TASK GOAL | The response must contain every line from the records below that has "Wino".

SOURCE DATA |
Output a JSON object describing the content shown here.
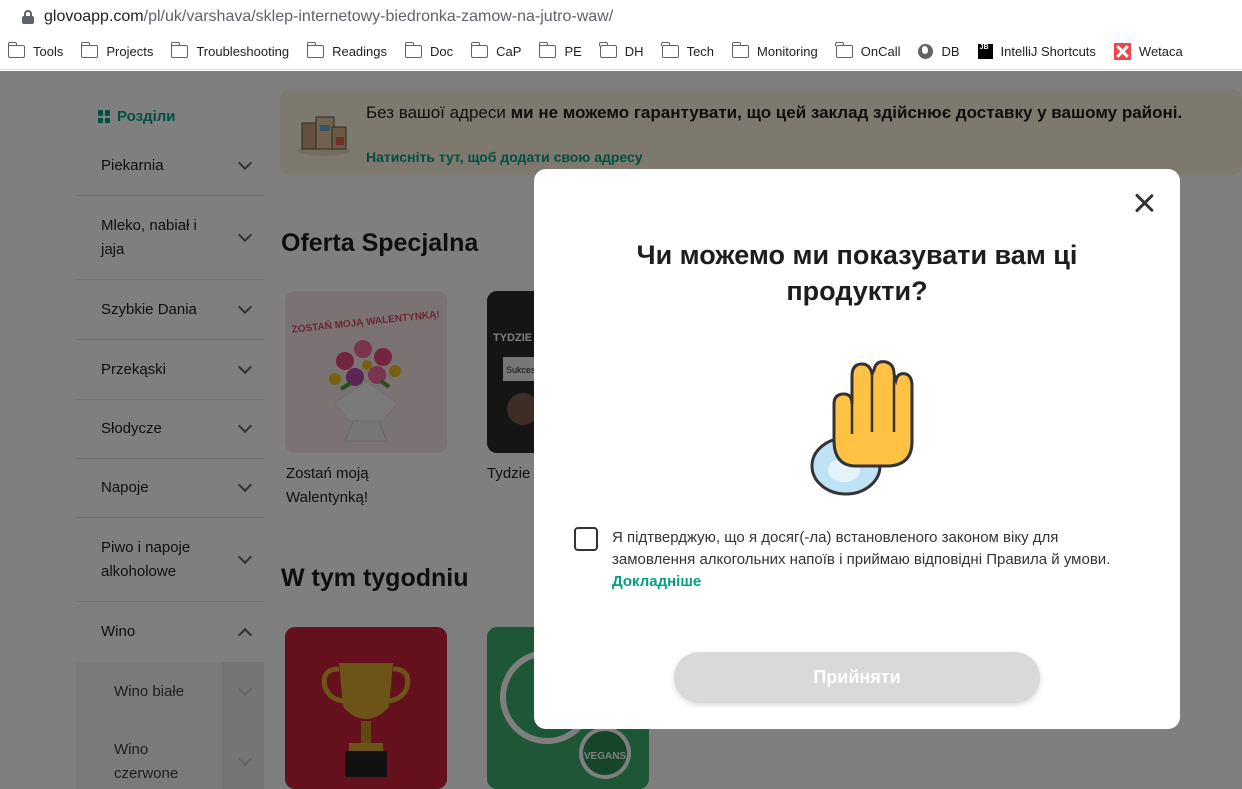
{
  "browser": {
    "url_host": "glovoapp.com",
    "url_path": "/pl/uk/varshava/sklep-internetowy-biedronka-zamow-na-jutro-waw/",
    "bookmarks": [
      {
        "label": "Tools",
        "icon": "folder-icon"
      },
      {
        "label": "Projects",
        "icon": "folder-icon"
      },
      {
        "label": "Troubleshooting",
        "icon": "folder-icon"
      },
      {
        "label": "Readings",
        "icon": "folder-icon"
      },
      {
        "label": "Doc",
        "icon": "folder-icon"
      },
      {
        "label": "CaP",
        "icon": "folder-icon"
      },
      {
        "label": "PE",
        "icon": "folder-icon"
      },
      {
        "label": "DH",
        "icon": "folder-icon"
      },
      {
        "label": "Tech",
        "icon": "folder-icon"
      },
      {
        "label": "Monitoring",
        "icon": "folder-icon"
      },
      {
        "label": "OnCall",
        "icon": "folder-icon"
      },
      {
        "label": "DB",
        "icon": "globe-icon"
      },
      {
        "label": "IntelliJ Shortcuts",
        "icon": "jetbrains-icon",
        "icon_text": "JB"
      },
      {
        "label": "Wetaca",
        "icon": "wetaca-icon"
      }
    ]
  },
  "sidebar": {
    "title": "Розділи",
    "categories": [
      {
        "label": "Piekarnia"
      },
      {
        "label": "Mleko, nabiał i jaja"
      },
      {
        "label": "Szybkie Dania"
      },
      {
        "label": "Przekąski"
      },
      {
        "label": "Słodycze"
      },
      {
        "label": "Napoje"
      },
      {
        "label": "Piwo i napoje alkoholowe"
      },
      {
        "label": "Wino"
      }
    ],
    "subcategories": [
      {
        "label": "Wino białe"
      },
      {
        "label": "Wino czerwone"
      }
    ]
  },
  "banner": {
    "text_normal": "Без вашої адреси ",
    "text_bold": "ми не можемо гарантувати, що цей заклад здійснює доставку у вашому районі.",
    "link": "Натисніть тут, щоб додати свою адресу"
  },
  "sections": {
    "offer_title": "Oferta Specjalna",
    "week_title": "W tym tygodniu",
    "offer_items": [
      {
        "label": "Zostań moją Walentynką!",
        "image_text": "ZOSTAŃ MOJĄ WALENTYNKĄ!"
      },
      {
        "label": "Tydzie",
        "image_text": "TYDZIE",
        "image_text_2": "Sukces"
      }
    ],
    "week_items": [
      {
        "image": "trophy"
      },
      {
        "image_text": "VEGANS"
      }
    ]
  },
  "modal": {
    "title": "Чи можемо ми показувати вам ці продукти?",
    "consent_text": "Я підтверджую, що я досяг(-ла) встановленого законом віку для замовлення алкогольних напоїв і приймаю відповідні Правила й умови. ",
    "consent_link": "Докладніше",
    "accept_label": "Прийняти",
    "checkbox_checked": false
  },
  "colors": {
    "brand_green": "#00a082",
    "banner_bg": "#fdf3de",
    "hand_yellow": "#ffc244",
    "button_disabled": "#d9d9d9"
  }
}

EXERCISE SOLUTION |
        "label": "Wino"
        "label": "Wino białe"
        "label": "Wino czerwone"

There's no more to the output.